- September 19 - Guelb El-Kebir massacre; 53 killed.
- September 21 - The AIS declares a unilateral ceasefire.
- September 22 - Bentalha massacre; over 200 villagers killed.
- October 12 - Sidi Daoud massacre; 43 killed at a fake roadblock.
- November 27 - Second Souhane massacre; 25 killed.
- December 24 - Sid El-Antri massacre; 50-100 villagers killed.
- December 30 - Wilaya of Relizane massacres of December 30, 1997: up to 400 people are killed in four villages in the wilaya of Relizane.
- January 4 - Wilaya of Relizane massacres of 4 January 1998; over 170 killed in three remote villages.
- January 11 - Sidi-Hamed massacre; over 100 people killed.
- March 26 - Oued Bouaicha massacre; 52 people killed with axes and knives, 32 of them babies under the age of 2.

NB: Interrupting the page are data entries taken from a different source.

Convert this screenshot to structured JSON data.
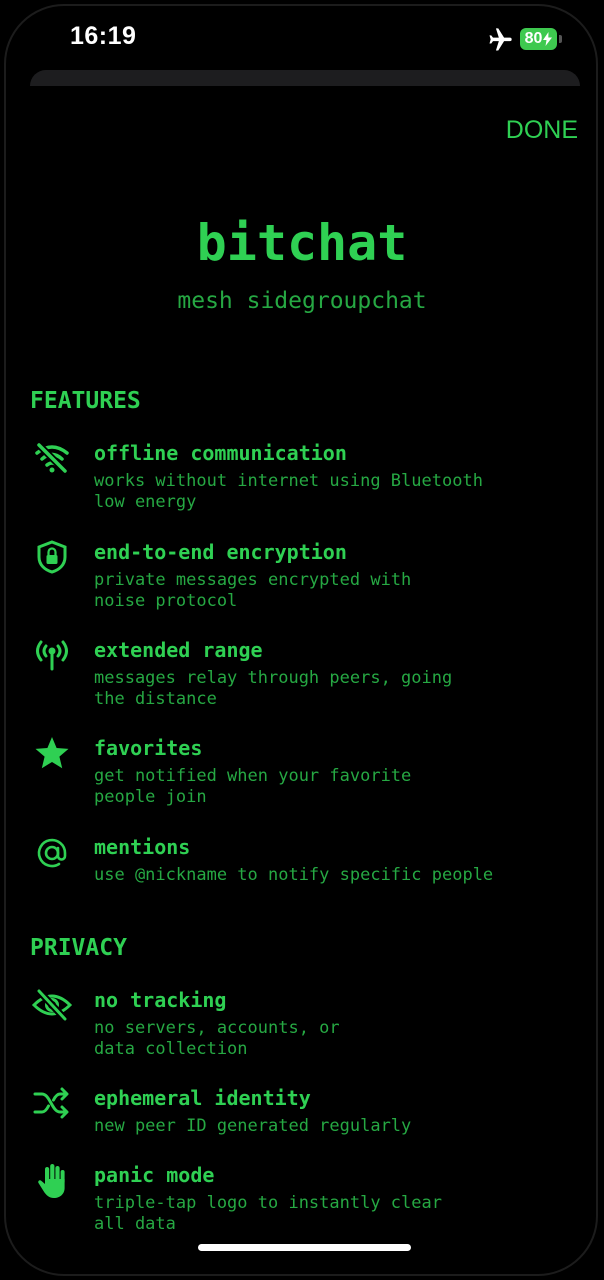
{
  "status": {
    "time": "16:19",
    "battery": "80"
  },
  "header": {
    "done_label": "DONE"
  },
  "app": {
    "title": "bitchat",
    "subtitle": "mesh sidegroupchat"
  },
  "features": {
    "header": "FEATURES",
    "items": [
      {
        "icon": "wifi-slash-icon",
        "title": "offline communication",
        "desc_line1": "works without internet using Bluetooth",
        "desc_line2": "low energy"
      },
      {
        "icon": "lock-shield-icon",
        "title": "end-to-end encryption",
        "desc_line1": "private messages encrypted with",
        "desc_line2": "noise protocol"
      },
      {
        "icon": "antenna-icon",
        "title": "extended range",
        "desc_line1": "messages relay through peers, going",
        "desc_line2": "the distance"
      },
      {
        "icon": "star-icon",
        "title": "favorites",
        "desc_line1": "get notified when your favorite",
        "desc_line2": "people join"
      },
      {
        "icon": "at-icon",
        "title": "mentions",
        "desc_line1": "use @nickname to notify specific people",
        "desc_line2": ""
      }
    ]
  },
  "privacy": {
    "header": "PRIVACY",
    "items": [
      {
        "icon": "eye-slash-icon",
        "title": "no tracking",
        "desc_line1": "no servers, accounts, or",
        "desc_line2": "data collection"
      },
      {
        "icon": "shuffle-icon",
        "title": "ephemeral identity",
        "desc_line1": "new peer ID generated regularly",
        "desc_line2": ""
      },
      {
        "icon": "hand-icon",
        "title": "panic mode",
        "desc_line1": "triple-tap logo to instantly clear",
        "desc_line2": "all data"
      }
    ]
  },
  "colors": {
    "accent": "#2fd053",
    "secondary": "#26a843",
    "background": "#000000"
  }
}
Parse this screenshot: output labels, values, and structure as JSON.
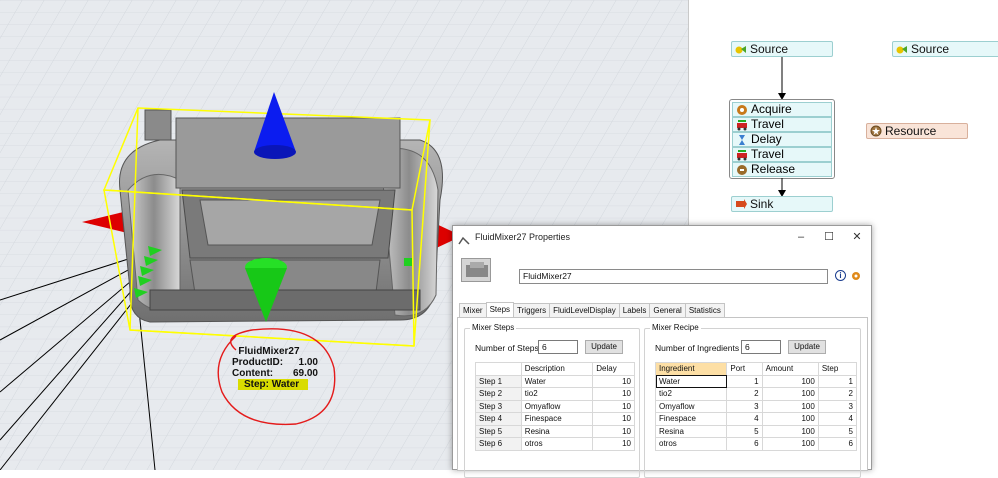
{
  "scene": {
    "object_label": {
      "name": "FluidMixer27",
      "product_id_label": "ProductID:",
      "product_id_value": "1.00",
      "content_label": "Content:",
      "content_value": "69.00",
      "step_text": "Step:  Water"
    },
    "colors": {
      "grid_bg": "#e7eaee",
      "bbox": "#ffff00",
      "arrow_blue": "#0000ff",
      "arrow_green": "#00cc00",
      "arrow_red": "#dd0000",
      "annotation": "#e41b1b"
    }
  },
  "process_flow": {
    "source_1": "Source",
    "source_2": "Source",
    "group": [
      "Acquire",
      "Travel",
      "Delay",
      "Travel",
      "Release"
    ],
    "sink": "Sink",
    "resource": "Resource"
  },
  "dialog": {
    "title": "FluidMixer27  Properties",
    "name_value": "FluidMixer27",
    "info_icon": "info-icon",
    "tabs": [
      "Mixer",
      "Steps",
      "Triggers",
      "FluidLevelDisplay",
      "Labels",
      "General",
      "Statistics"
    ],
    "active_tab": "Steps",
    "mixer_steps": {
      "legend": "Mixer Steps",
      "count_label": "Number of Steps",
      "count_value": "6",
      "update_label": "Update",
      "headers": [
        "",
        "Description",
        "Delay"
      ],
      "rows": [
        [
          "Step 1",
          "Water",
          "10"
        ],
        [
          "Step 2",
          "tio2",
          "10"
        ],
        [
          "Step 3",
          "Omyaflow",
          "10"
        ],
        [
          "Step 4",
          "Finespace",
          "10"
        ],
        [
          "Step 5",
          "Resina",
          "10"
        ],
        [
          "Step 6",
          "otros",
          "10"
        ]
      ]
    },
    "mixer_recipe": {
      "legend": "Mixer Recipe",
      "count_label": "Number of Ingredients",
      "count_value": "6",
      "update_label": "Update",
      "headers": [
        "Ingredient",
        "Port",
        "Amount",
        "Step"
      ],
      "rows": [
        [
          "Water",
          "1",
          "100",
          "1"
        ],
        [
          "tio2",
          "2",
          "100",
          "2"
        ],
        [
          "Omyaflow",
          "3",
          "100",
          "3"
        ],
        [
          "Finespace",
          "4",
          "100",
          "4"
        ],
        [
          "Resina",
          "5",
          "100",
          "5"
        ],
        [
          "otros",
          "6",
          "100",
          "6"
        ]
      ]
    }
  }
}
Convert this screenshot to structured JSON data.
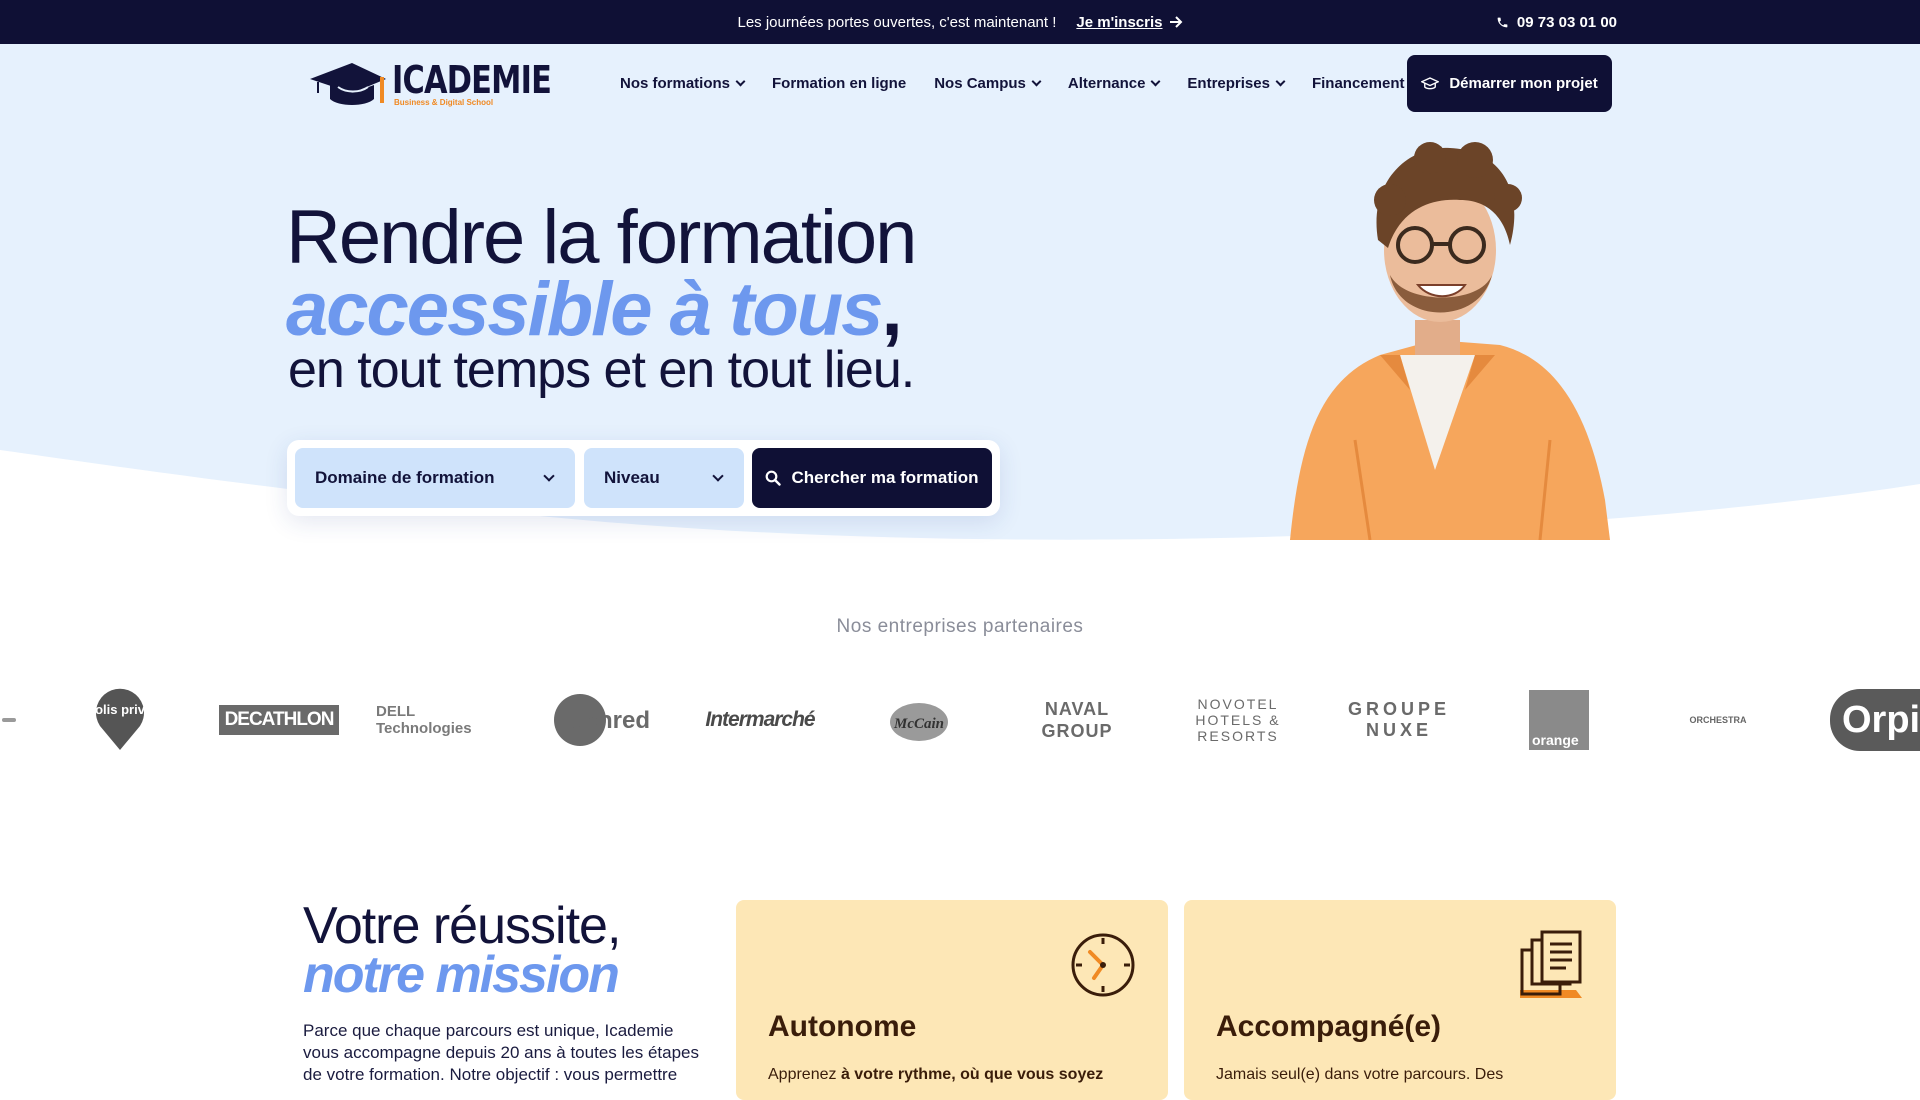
{
  "topbar": {
    "promo_text": "Les journées portes ouvertes, c'est maintenant !",
    "promo_cta": "Je m'inscris",
    "phone": "09 73 03 01 00"
  },
  "brand": {
    "name": "ICADEMIE",
    "tagline": "Business & Digital School"
  },
  "nav": {
    "items": [
      {
        "label": "Nos formations",
        "dropdown": true
      },
      {
        "label": "Formation en ligne",
        "dropdown": false
      },
      {
        "label": "Nos Campus",
        "dropdown": true
      },
      {
        "label": "Alternance",
        "dropdown": true
      },
      {
        "label": "Entreprises",
        "dropdown": true
      },
      {
        "label": "Financement",
        "dropdown": true
      }
    ],
    "cta": "Démarrer mon projet"
  },
  "hero": {
    "line1": "Rendre la formation",
    "line2": "accessible à tous",
    "line2_suffix": ",",
    "line3": "en tout temps et en tout lieu."
  },
  "search": {
    "domain_label": "Domaine de formation",
    "level_label": "Niveau",
    "button_label": "Chercher ma formation"
  },
  "partners": {
    "title": "Nos entreprises partenaires",
    "logos": [
      "colis privé",
      "DECATHLON",
      "DELL Technologies",
      "Edenred",
      "Intermarché",
      "McCain",
      "NAVAL GROUP",
      "NOVOTEL HOTELS & RESORTS",
      "GROUPE NUXE",
      "orange",
      "ORCHESTRA",
      "Orpi"
    ]
  },
  "mission": {
    "title_line1": "Votre réussite,",
    "title_line2": "notre mission",
    "text": "Parce que chaque parcours est unique, Icademie vous accompagne depuis 20 ans à toutes les étapes de votre formation. Notre objectif : vous permettre"
  },
  "cards": [
    {
      "title": "Autonome",
      "desc_prefix": "Apprenez ",
      "desc_bold": "à votre rythme, où que vous soyez",
      "icon": "clock-icon"
    },
    {
      "title": "Accompagné(e)",
      "desc_prefix": "Jamais seul(e) dans votre parcours. Des",
      "desc_bold": "",
      "icon": "documents-icon"
    }
  ],
  "colors": {
    "navy": "#0f1035",
    "accent_blue": "#6d98ee",
    "hero_bg": "#e6f1fd",
    "select_bg": "#cfe3fb",
    "card_bg": "#fde7b6",
    "orange": "#f08a24"
  }
}
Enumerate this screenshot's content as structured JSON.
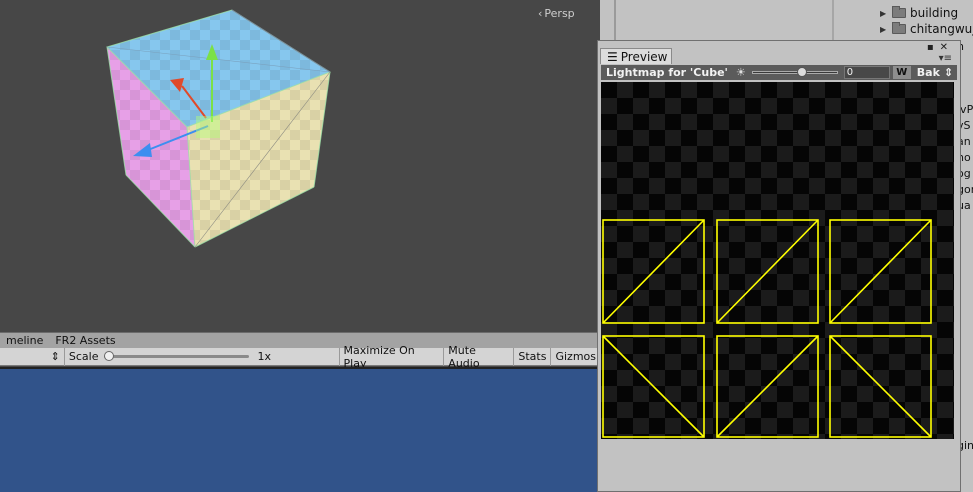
{
  "scene": {
    "projection_label": "Persp",
    "cube_faces": {
      "top": "#86c7ee",
      "left": "#e7a0e7",
      "right": "#e9e1b2"
    }
  },
  "tabs": [
    "meline",
    "FR2 Assets"
  ],
  "game_toolbar": {
    "scale_label": "Scale",
    "scale_value": "1x",
    "scale_level": 0.0,
    "maximize_on_play": "Maximize On Play",
    "mute_audio": "Mute Audio",
    "stats": "Stats",
    "gizmos": "Gizmos"
  },
  "hierarchy": {
    "items": [
      "building",
      "chitangwuj"
    ],
    "clipped_lines": [
      "n",
      "lvP",
      "vS",
      "an",
      "ho",
      "og",
      "gon",
      "ua",
      "i",
      "gin"
    ]
  },
  "preview": {
    "tab_label": "Preview",
    "header_title": "Lightmap for 'Cube'",
    "exposure_value": "0",
    "exposure_level": 0.6,
    "w_button": "W",
    "bake_label": "Bak",
    "uv_color": "#ffff00",
    "uv_islands": 6
  },
  "colors": {
    "game_bg": "#31538a",
    "scene_bg": "#474747"
  }
}
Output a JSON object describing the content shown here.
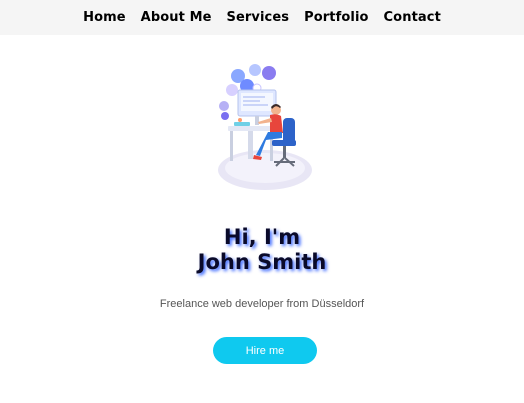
{
  "nav": {
    "items": [
      {
        "label": "Home"
      },
      {
        "label": "About Me"
      },
      {
        "label": "Services"
      },
      {
        "label": "Portfolio"
      },
      {
        "label": "Contact"
      }
    ]
  },
  "hero": {
    "illustration": "developer-at-desk-illustration",
    "title_line1": "Hi, I'm",
    "title_line2": "John Smith",
    "subtitle": "Freelance web developer from Düsseldorf",
    "button_label": "Hire me"
  },
  "colors": {
    "nav_background": "#f5f5f5",
    "button_background": "#0fc9ef",
    "title_shadow": "#003cff"
  }
}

- June 25 - Anti-religious Kabyle singer Matoub Lounes assassinated.
- September 14 - Al-Qaeda in the Islamic Maghreb (GSPC) forms as a faction splits from GIA over its massacre policy.
- December 8 - Tadjena massacre; 81 villagers killed.
- April 15 - Abdelaziz Bouteflika elected president, all other candidates having withdrawn alleging fraud.
- June 5 - The Islamic Salvation Army (AIS), the FIS's armed wing, agrees in principle to disband and starts negotiating for an amnesty for its fighters.
- November 22 - Senior FIS member Abdelkader Hachani assassinated.
- January 11 - AIS concludes its negotiations with the government for an amnesty and disbands.
- September 23 - George W. Bush’s Executive Order 13224 freezes assets of the GIA and GSPC as terrorist groups after the September 11 attacks in the United States.
- February 8 - Antar Zouabri, GIA leader, is killed in his hometown of Boufarik. (His death had been incorrectly announced on previous occasions.)
- July 2 - FIS leaders Abassi Madani and Ali Belhadj released, having served 12-year sentences.
- October 23 - GSPC leader Nabil Sahraoui (having taken over from Hassan Hattab) announces that his group "strongly and fully support Osama bin Laden's jihad against the heretic America as well as we support our brothers in Afghanistan, the Philippines, and Chechnya".